--- Goal of the exercise ---
Copy every line of the listing that holds the string "百货超市".

--- Working data ---

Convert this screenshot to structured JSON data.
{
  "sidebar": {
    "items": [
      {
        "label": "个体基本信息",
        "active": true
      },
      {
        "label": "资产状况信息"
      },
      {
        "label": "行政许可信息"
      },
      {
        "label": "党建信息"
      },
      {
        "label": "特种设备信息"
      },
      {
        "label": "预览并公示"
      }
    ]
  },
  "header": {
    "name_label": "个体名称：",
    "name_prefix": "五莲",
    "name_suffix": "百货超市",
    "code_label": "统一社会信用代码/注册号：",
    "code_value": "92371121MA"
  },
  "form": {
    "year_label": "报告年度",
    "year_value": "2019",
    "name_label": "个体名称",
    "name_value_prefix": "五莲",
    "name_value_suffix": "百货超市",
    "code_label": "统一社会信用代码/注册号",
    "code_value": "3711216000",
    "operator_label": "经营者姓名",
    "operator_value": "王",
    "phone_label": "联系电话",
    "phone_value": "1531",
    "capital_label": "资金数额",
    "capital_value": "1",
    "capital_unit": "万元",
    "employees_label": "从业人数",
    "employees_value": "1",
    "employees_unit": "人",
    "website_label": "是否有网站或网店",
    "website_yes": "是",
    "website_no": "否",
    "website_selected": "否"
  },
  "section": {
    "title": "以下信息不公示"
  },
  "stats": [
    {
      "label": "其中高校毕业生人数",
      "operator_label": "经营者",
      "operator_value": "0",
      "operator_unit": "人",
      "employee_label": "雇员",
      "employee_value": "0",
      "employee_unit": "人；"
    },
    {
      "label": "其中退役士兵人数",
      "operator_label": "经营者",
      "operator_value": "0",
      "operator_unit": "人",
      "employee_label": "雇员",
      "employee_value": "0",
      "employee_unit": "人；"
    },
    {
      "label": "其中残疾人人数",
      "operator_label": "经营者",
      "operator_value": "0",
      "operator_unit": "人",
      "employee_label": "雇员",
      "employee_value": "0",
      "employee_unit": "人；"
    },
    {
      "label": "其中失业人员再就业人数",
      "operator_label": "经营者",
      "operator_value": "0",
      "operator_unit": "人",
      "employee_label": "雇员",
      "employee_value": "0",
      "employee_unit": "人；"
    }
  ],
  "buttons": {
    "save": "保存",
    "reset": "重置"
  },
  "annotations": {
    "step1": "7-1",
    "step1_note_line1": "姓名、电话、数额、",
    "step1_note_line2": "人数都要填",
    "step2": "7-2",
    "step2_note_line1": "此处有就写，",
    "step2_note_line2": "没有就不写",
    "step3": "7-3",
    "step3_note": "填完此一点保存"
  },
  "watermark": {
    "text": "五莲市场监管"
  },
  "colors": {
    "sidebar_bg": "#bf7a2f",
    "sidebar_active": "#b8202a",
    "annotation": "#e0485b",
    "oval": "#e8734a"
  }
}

--- Solution to this problem ---
    "name_suffix": "百货超市",
    "name_value_suffix": "百货超市",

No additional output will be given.